Canada's prime minister, rival go coast to coast before election
Tuesday, October 14, 2008
OTTAWA -- Canada's Conservative prime minister and his Liberal rival crisscrossed the country Monday in a final day of campaigning, with voters concerned the ruling party is out of touch but also that the opposition's leader has trouble communicating in English.
Prime Minister Stephen Harper, who has had a tenuous hold on power since the 2006 election and is forced to rely on the opposition to pass legislation, called today's vote in hopes of winning the 155 seats needed for a majority in the 308-seat Parliament.
But Harper, the first G-7 leader to face election since the global credit crisis worsened, has been hurt by his slow reaction to the market meltdown, and that -- among other missteps -- may have cost him his bid for the majority.
Opponents are painting Harper as a right-winger who would reshape the landscape like a U.S.-style Republican.
"Just because someone's a Conservative doesn't mean he's George Bush," Harper told voters in Quebec on Saturday.
Harper's rival, Liberal leader Stephane Dion, hopped from the Atlantic coast province of New Brunswick inland to Quebec and then toward the city of Vancouver on the Pacific coast in a last minute blitz of campaign stops. He urged the divided left to vote for his party.
Dion is a former professor from the French-speaking province of Quebec whose struggles to speak English have become an issue. Dion's English is heavily accented and he stumbles over words. His grammar is often mangled.
"It's a handicap that a lot of people won't forgive him for. It just causes a lot of people to turn off. They claim they don't understand him," said Robert Bothwell, director of the international relations program at the University of Toronto.
Polls at the start of the campaign had Harper winning a majority, but Harper hurt himself when he said during a debate that Canadians were not concerned about their jobs or mortgages. Days later, he said stocks were cheap.
Canada's main stock exchange then had its worst week in almost 70 years.
Harper has since tried to undue the damage by saying he knows Canadians are worried. He contrasted Canada's economic and fiscal performance to the more dire situation in the U.S.
"Americans are running deficits. We're running surpluses. Americans are incurring debt. We're paying down debt," Harper said.
"We have the lowest unemployment rate in 30 years ... We have a better economic situation than the United States because, for two and a half years, we have made better choices."
The prime minister has maintained that Canada will avoid the mortgage meltdown and banking crisis that are hitting the United States and Europe hard. But his government announced last week that it will buy up to $21 billion in mortgages from the country's banks in an effort to maintain the availability of credit.
Analysts said Harper wanted the election before the economy got worse and ahead of the U.S. presidential election in November, which could put a Democrat in the White House and encourage Canadians to choose a more liberal government.
The prime minister's final campaign stops Monday also spanned the country: after morning visits to Canada's far eastern Prince Edward Island and New Brunswick, he headed to Vancouver in the far west and was to finish the day in Calgary, Alberta.

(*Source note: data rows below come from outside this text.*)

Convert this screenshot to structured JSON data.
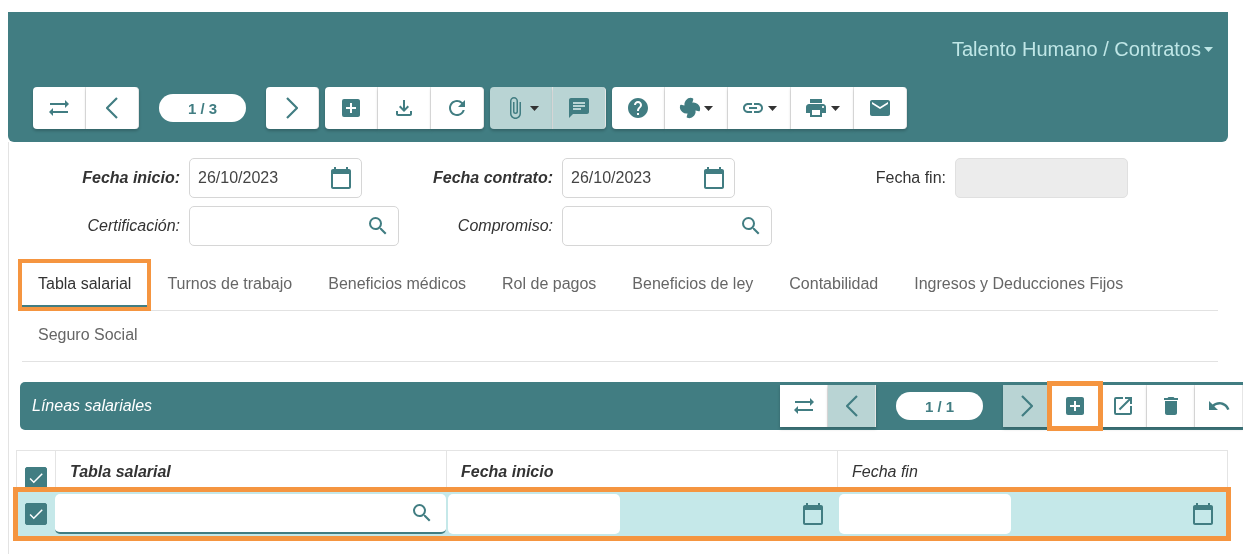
{
  "header": {
    "title": "Talento Humano / Contratos",
    "toolbar": [
      {
        "kind": "swap",
        "disabled": false,
        "pressed": false,
        "dropdown": false
      },
      {
        "kind": "prev",
        "disabled": false,
        "pressed": false,
        "dropdown": false
      },
      {
        "kind": "pager",
        "text": "1 / 3"
      },
      {
        "kind": "next",
        "disabled": false,
        "pressed": false,
        "dropdown": false
      },
      {
        "kind": "gap"
      },
      {
        "kind": "add",
        "disabled": false,
        "pressed": false,
        "dropdown": false
      },
      {
        "kind": "download",
        "disabled": false,
        "pressed": false,
        "dropdown": false
      },
      {
        "kind": "refresh",
        "disabled": false,
        "pressed": false,
        "dropdown": false
      },
      {
        "kind": "gap"
      },
      {
        "kind": "attach",
        "disabled": false,
        "pressed": true,
        "dropdown": true
      },
      {
        "kind": "comment",
        "disabled": false,
        "pressed": true,
        "dropdown": false
      },
      {
        "kind": "gap"
      },
      {
        "kind": "help",
        "disabled": false,
        "pressed": false,
        "dropdown": false
      },
      {
        "kind": "fan",
        "disabled": false,
        "pressed": false,
        "dropdown": true
      },
      {
        "kind": "link",
        "disabled": false,
        "pressed": false,
        "dropdown": true
      },
      {
        "kind": "print",
        "disabled": false,
        "pressed": false,
        "dropdown": true
      },
      {
        "kind": "mail",
        "disabled": false,
        "pressed": false,
        "dropdown": false
      }
    ]
  },
  "form": [
    [
      {
        "label": "Fecha inicio:",
        "bold": true,
        "kind": "date",
        "value": "26/10/2023"
      },
      {
        "label": "Fecha contrato:",
        "bold": true,
        "kind": "date",
        "value": "26/10/2023"
      },
      {
        "label": "Fecha fin:",
        "bold": false,
        "kind": "readonly"
      }
    ],
    [
      {
        "label": "Certificación:",
        "bold": false,
        "italic": true,
        "kind": "lookup"
      },
      {
        "label": "Compromiso:",
        "bold": false,
        "italic": true,
        "kind": "lookup"
      }
    ]
  ],
  "tabs": [
    {
      "label": "Tabla salarial",
      "selected": true,
      "highlighted": true
    },
    {
      "label": "Turnos de trabajo",
      "selected": false,
      "highlighted": false
    },
    {
      "label": "Beneficios médicos",
      "selected": false,
      "highlighted": false
    },
    {
      "label": "Rol de pagos",
      "selected": false,
      "highlighted": false
    },
    {
      "label": "Beneficios de ley",
      "selected": false,
      "highlighted": false
    },
    {
      "label": "Contabilidad",
      "selected": false,
      "highlighted": false
    },
    {
      "label": "Ingresos y Deducciones Fijos",
      "selected": false,
      "highlighted": false
    },
    {
      "label": "Seguro Social",
      "selected": false,
      "highlighted": false
    }
  ],
  "panel": {
    "title": "Líneas salariales",
    "toolbar": [
      {
        "kind": "swap",
        "disabled": false,
        "highlighted": false
      },
      {
        "kind": "prev",
        "disabled": true,
        "highlighted": false
      },
      {
        "kind": "pager",
        "text": "1 / 1"
      },
      {
        "kind": "next",
        "disabled": true,
        "highlighted": false
      },
      {
        "kind": "add",
        "disabled": false,
        "highlighted": true
      },
      {
        "kind": "open",
        "disabled": false,
        "highlighted": false
      },
      {
        "kind": "delete",
        "disabled": false,
        "highlighted": false
      },
      {
        "kind": "undo",
        "disabled": false,
        "highlighted": false
      }
    ]
  },
  "table": {
    "select_all": {
      "checked": true
    },
    "columns": [
      {
        "label": "Tabla salarial",
        "bold": true
      },
      {
        "label": "Fecha inicio",
        "bold": true
      },
      {
        "label": "Fecha fin",
        "bold": false
      }
    ],
    "rows": [
      {
        "checked": true,
        "highlighted": true,
        "cells": [
          {
            "kind": "lookup"
          },
          {
            "kind": "date"
          },
          {
            "kind": "date"
          }
        ]
      }
    ]
  }
}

The opposition Liberals have traditionally been the party in power in Canada, forming the government for more than two-thirds of the last 100 years.
Dion has moved the party to the crowded left by staking his leadership on a "Green Shift" tax plan. Dion, a former environment minister who named his dog Kyoto after the Japanese site of the first climate change accord, wants to introduce a carbon tax on all fossil fuels except gasoline.
The Conservatives have been targeting Dion's plan in television and radio ads, saying it would drive up energy costs. Dion has said he would offset the higher energy prices by cutting income taxes.
Dion has had little success selling the plan to Canadians, many of whom view him as a weak leader.
As Conservative leader, Harper reduced former Prime Minister Paul Martin's Liberal government to a minority in 2004 and he defeated Martin in early 2006 to form his own minority government.
A Harris-Decima poll put voter support for Conservatives at 34 percent, followed by the Liberals at 25 and the New Democrats at 19 percent. The Bloc Quebecois was at 11 percent and the Green party had 9 percent.
The poll represented 1,218 interviews conducted Thursday through Sunday with a margin of error of 2.7 per cent.
Harper controlled 127 seats across Canada in the last Parliament. He needs 155 seats for a majority government.
If he wins another minority Harper is expected to rely on the opposition to pass budgets and legislation on a vote by vote basis, as he did in the previous Parliament. The opposition parties could form a coalition and topple Harper if they won enough seats for a majority but analysts say that is unlikely.